with Kim and the Created
Atlanta, GA and Nashville, TN • September 13-14, 2016
by Jen Cray
This review will not be a professional, unbiased critique of a rock concert. There will be intimate confessions of love and lust. The words “rock goddess” may be mentioned and I may, or may not, refer to The Kills’ music as being “the personification of sex.” My love affair with this band goes way back, and it runs deep so, please, excuse me if I gush.
The guitar tones and melodies that sing with their own voice, the ambiguous lyrics that ache even as they growl, and oh, that voice. The voice of a siren calling for your surrender, and you come, willingly. The Kills are sensual in a way that can’t be explained, only felt. No music in the history of my lifetime has inspired such total abandon, such free expression, and such crazy passion as theirs. Their records have soundtracked some memorable happenings in my life, to put it mildly. Such intimacy makes sharing the music with a roomful of strangers a daunting prospect — like that dream where you’re standing in a classroom naked. Whether that dream turns into a nightmare of embarrassment, or into an orgy says a lot about the dreamer. Either way it’s not really a risk one wants to take likely, especially in a strange city.
But it’s The Kills, so take the risk I did. Twice. A show in Atlanta, GA (Buckhead Theatre) and another the next night in Nashville, TN (Marathon Music Works). My girlfriend was there with me, to make sure I didn’t get into trouble… or, rather, to get into it with me, should trouble present itself in a welcoming manner.
For both shows the set list was the same — though the first night featured the first performance of “Dead Road 7” in about a decade, complete with an adorably real false start. Seeing the same exact show two nights in a row should be predictable, maybe even tiresome, but it’s not. There’s an energy onstage, wrapped up in the pair’s chemistry, that is as unpredictable as a crashing wave. The songs might be the same, but the delivery is ever changing and always dynamic.
Alison Mosshart trembles and twitches with the snap of a cobra, bending backwards in ecstasy before throwing herself just a breath’s reach away from the enraptured faces in the crowd. And her lioness stare locks into you and holds its hungry gaze for a beat longer than should be comfortable, before moving on to her next lucky victim. She’s got the “frontperson” thing down to an artform, one that few can even come close to achieving. She’s supermodel stunning, yes, but what really elevates her as the focal point onstage is her otherworldly confidence. Dare I say Rock Goddess? Yeah, I bloody well said it!
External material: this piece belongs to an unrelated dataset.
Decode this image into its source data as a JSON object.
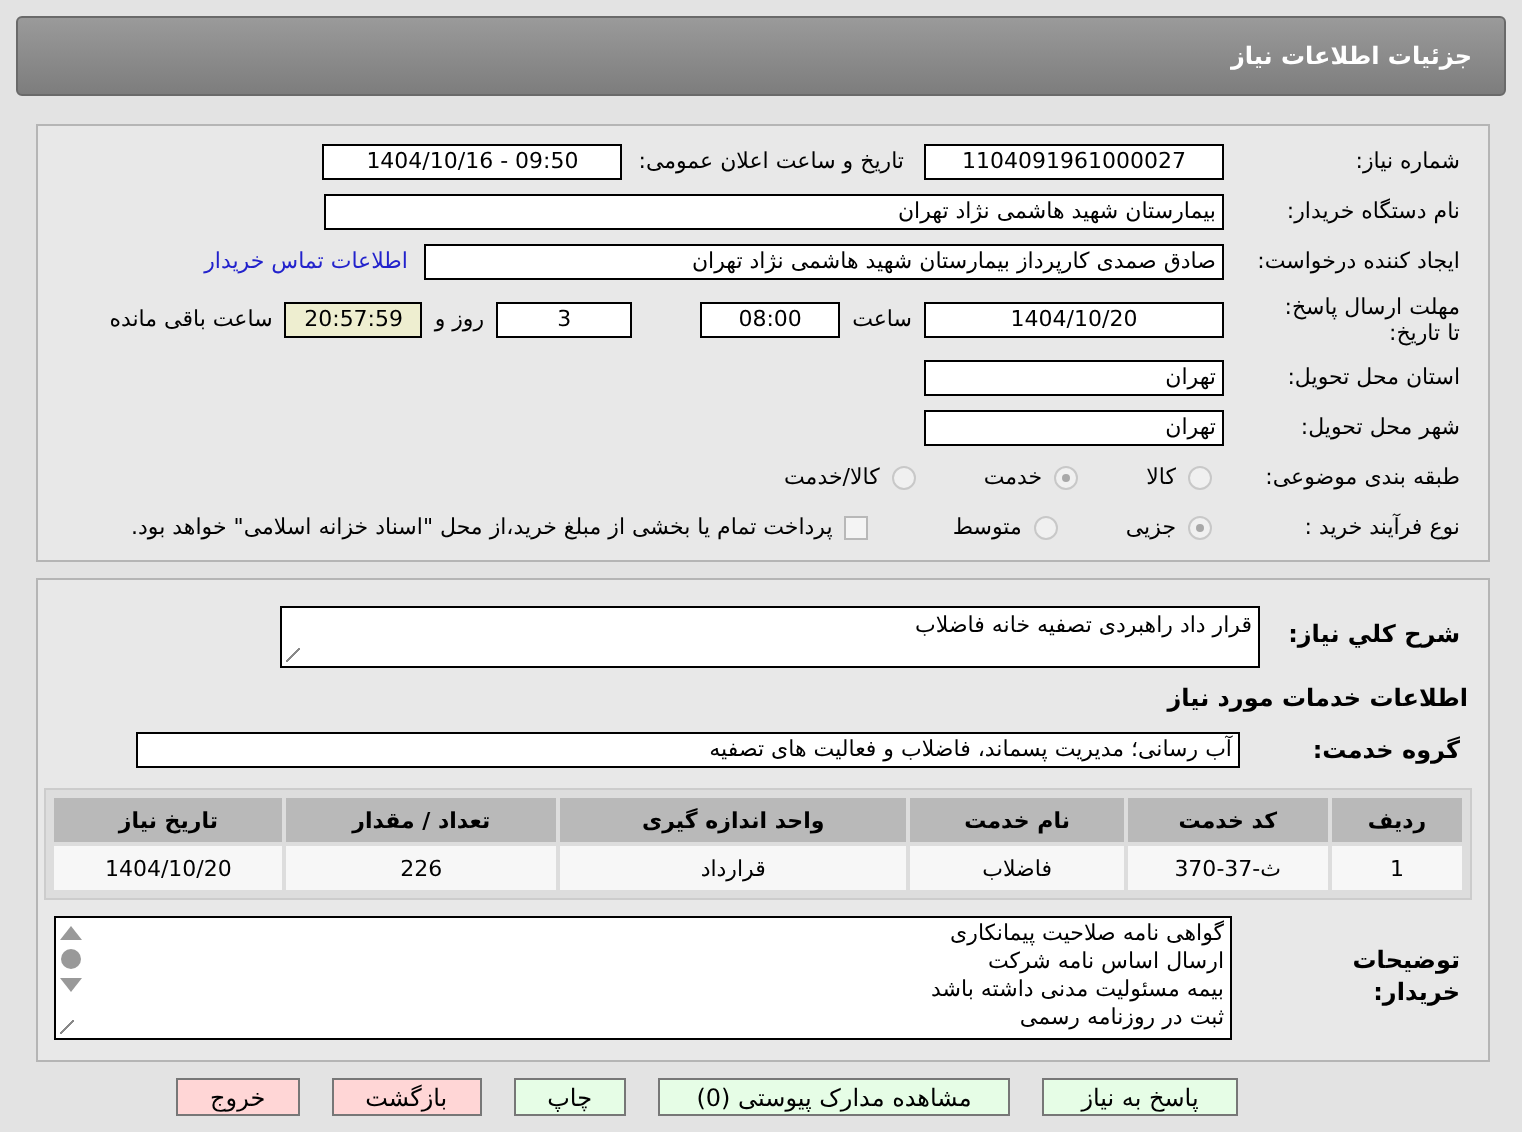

Complimenting her strut, and matching it in his own right, is the impossibly cool Jamie Hince. The guitarist suffered a horrific hand injury that makes his ability to still wrestle with his guitar nothing short of miraculous, and the fact that he does so with only 5% mobility in his left middle finger should be applauded! Even Alison pauses to just watch him play on occasion — like when he improvises a slider using her mic’ stand.
The two of ’em together, though not a romantic item, absolutely melt around one another onstage with enough heat to fog up the whole room. And at their feet, the fans — many of whom are couples, of all varieties — dance up tight against each other. This isn’t a band to mosh to, or even to pogo to, it’s a band to get down to — a band to make bad, but fun, choices to. By the end of the sets, everyone could use a cigarette and a shower.
Opening up, both nights, was Kim and the Created. A band worthy of striking the flame on The Kills crowd if ever there was one. Fronted by the fearless, tall drink of water Kim House, the Los Angeles duo are like AC/DC as fronted by Donita Sparks on speed. She’s magnetic to behold as she struts and thrashes about with self assurance not often found in opening acts. In Nashville, the band is joined onstage by Third Man Records’ artist — and member of The Black Belles — Olivia Jean.
Two nights spent with The Kills and my thirst is not yet quenched. Call me insatiable, but like a drug that hasn’t yet worked its way out of my system, my cravings have only deepened since my last taste. I wanna feel that high, “double six’ing it night after night after night.”